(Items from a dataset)
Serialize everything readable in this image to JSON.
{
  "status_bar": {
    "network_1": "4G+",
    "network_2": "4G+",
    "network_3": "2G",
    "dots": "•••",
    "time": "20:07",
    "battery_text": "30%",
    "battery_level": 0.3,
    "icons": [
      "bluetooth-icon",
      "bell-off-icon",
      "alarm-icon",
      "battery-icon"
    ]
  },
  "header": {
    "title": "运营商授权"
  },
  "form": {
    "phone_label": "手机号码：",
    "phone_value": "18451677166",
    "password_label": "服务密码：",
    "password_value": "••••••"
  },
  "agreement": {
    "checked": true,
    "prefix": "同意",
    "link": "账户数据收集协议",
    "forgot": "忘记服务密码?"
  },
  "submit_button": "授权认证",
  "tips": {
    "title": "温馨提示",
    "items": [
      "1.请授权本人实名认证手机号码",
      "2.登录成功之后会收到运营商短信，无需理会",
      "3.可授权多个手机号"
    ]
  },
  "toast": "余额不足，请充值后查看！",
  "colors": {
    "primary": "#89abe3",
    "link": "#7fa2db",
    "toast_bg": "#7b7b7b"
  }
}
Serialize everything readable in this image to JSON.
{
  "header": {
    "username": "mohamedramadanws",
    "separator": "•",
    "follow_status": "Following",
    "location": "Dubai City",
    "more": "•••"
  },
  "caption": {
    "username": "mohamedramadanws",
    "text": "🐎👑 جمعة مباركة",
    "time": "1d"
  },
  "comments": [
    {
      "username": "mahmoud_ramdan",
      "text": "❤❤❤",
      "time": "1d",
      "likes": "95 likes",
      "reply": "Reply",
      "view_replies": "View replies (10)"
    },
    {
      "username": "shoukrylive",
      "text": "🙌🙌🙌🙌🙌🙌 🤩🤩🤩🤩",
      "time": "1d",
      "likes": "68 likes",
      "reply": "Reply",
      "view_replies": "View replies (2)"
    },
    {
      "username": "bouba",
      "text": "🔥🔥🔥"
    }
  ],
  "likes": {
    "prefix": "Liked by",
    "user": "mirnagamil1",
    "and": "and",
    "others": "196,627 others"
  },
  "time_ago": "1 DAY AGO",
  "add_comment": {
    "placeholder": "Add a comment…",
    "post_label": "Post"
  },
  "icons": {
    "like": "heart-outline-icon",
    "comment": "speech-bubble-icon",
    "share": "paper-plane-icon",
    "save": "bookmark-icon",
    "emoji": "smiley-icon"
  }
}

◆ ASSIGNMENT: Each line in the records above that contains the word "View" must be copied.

◆ SOLUTION TO THIS PROBLEM:
      "view_replies": "View replies (10)"
      "view_replies": "View replies (2)"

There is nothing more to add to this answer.